Lines in the data below that contain the word "JSON" are to be copied.

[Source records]
= = = =

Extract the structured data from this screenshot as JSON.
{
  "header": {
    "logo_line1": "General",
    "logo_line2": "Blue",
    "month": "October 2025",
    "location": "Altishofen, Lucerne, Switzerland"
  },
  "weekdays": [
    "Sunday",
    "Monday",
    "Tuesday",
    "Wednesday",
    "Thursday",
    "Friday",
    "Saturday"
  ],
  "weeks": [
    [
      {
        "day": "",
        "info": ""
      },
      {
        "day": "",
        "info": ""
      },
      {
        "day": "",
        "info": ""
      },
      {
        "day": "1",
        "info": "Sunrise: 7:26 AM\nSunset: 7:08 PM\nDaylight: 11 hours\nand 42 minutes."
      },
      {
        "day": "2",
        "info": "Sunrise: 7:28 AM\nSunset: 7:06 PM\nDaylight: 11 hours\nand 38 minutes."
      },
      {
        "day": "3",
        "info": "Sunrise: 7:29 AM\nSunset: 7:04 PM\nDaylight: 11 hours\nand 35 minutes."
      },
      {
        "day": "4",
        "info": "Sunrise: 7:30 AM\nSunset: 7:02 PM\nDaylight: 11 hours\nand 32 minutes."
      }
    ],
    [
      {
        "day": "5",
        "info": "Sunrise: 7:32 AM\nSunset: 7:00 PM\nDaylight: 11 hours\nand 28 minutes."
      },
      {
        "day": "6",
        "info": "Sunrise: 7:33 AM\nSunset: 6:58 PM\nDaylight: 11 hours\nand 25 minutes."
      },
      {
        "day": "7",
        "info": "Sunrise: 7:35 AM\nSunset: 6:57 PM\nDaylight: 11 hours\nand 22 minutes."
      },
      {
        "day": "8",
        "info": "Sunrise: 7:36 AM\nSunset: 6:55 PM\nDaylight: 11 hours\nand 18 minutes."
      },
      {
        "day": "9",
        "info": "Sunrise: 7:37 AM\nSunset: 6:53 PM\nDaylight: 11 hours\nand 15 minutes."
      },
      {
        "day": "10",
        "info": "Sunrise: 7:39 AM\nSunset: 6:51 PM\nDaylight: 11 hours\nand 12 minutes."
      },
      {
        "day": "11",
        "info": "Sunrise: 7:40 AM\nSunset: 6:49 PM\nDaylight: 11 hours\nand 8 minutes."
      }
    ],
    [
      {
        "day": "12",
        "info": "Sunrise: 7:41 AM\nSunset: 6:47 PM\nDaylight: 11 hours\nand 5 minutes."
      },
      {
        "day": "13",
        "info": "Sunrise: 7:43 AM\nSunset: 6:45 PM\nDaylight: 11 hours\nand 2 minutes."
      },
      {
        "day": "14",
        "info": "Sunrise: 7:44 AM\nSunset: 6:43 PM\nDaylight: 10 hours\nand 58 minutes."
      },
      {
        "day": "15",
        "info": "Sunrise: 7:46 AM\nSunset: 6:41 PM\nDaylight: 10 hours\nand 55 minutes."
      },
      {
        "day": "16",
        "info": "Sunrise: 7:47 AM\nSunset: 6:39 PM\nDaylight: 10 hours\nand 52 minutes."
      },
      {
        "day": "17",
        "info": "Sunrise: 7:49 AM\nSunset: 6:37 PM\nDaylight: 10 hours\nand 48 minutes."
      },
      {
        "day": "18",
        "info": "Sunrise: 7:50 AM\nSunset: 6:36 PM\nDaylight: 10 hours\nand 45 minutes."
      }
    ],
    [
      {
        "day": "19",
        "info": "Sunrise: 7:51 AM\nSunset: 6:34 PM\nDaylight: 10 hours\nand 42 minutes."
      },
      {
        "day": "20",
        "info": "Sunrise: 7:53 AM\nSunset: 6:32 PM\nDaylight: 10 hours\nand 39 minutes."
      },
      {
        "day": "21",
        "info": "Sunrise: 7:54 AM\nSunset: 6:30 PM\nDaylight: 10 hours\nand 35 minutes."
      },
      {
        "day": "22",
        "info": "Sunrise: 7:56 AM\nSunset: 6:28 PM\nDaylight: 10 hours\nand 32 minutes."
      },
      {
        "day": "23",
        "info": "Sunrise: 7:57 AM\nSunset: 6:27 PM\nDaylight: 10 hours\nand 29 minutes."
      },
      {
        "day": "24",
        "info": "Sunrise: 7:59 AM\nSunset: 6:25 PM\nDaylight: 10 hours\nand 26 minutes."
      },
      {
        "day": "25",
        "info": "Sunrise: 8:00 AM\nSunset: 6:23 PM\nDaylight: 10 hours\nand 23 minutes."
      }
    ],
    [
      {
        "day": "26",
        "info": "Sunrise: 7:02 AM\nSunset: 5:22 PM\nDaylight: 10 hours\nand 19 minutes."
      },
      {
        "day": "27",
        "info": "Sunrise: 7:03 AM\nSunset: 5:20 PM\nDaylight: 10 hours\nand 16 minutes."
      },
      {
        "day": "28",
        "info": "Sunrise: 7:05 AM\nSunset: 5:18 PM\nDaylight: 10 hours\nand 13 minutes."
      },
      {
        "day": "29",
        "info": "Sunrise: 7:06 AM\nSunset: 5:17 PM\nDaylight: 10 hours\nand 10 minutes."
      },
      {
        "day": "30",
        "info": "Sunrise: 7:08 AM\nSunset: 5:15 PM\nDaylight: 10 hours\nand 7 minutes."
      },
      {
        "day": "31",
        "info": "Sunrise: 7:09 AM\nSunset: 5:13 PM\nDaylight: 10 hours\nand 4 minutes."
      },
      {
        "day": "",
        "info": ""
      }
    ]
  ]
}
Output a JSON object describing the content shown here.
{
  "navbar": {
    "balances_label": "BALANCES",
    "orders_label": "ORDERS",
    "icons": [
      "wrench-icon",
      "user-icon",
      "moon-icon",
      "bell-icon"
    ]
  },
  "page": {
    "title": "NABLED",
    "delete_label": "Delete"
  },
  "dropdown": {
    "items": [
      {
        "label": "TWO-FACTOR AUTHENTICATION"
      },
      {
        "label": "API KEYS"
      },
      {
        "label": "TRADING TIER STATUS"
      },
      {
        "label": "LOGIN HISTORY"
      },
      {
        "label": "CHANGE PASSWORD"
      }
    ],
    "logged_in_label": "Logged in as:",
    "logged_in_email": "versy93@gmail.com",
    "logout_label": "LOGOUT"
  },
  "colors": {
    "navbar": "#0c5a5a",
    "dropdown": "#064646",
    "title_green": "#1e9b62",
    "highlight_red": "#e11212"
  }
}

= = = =

- [Written solution]:
Extract the structured data from this screenshot as JSON.
Output a JSON object describing the content shown here.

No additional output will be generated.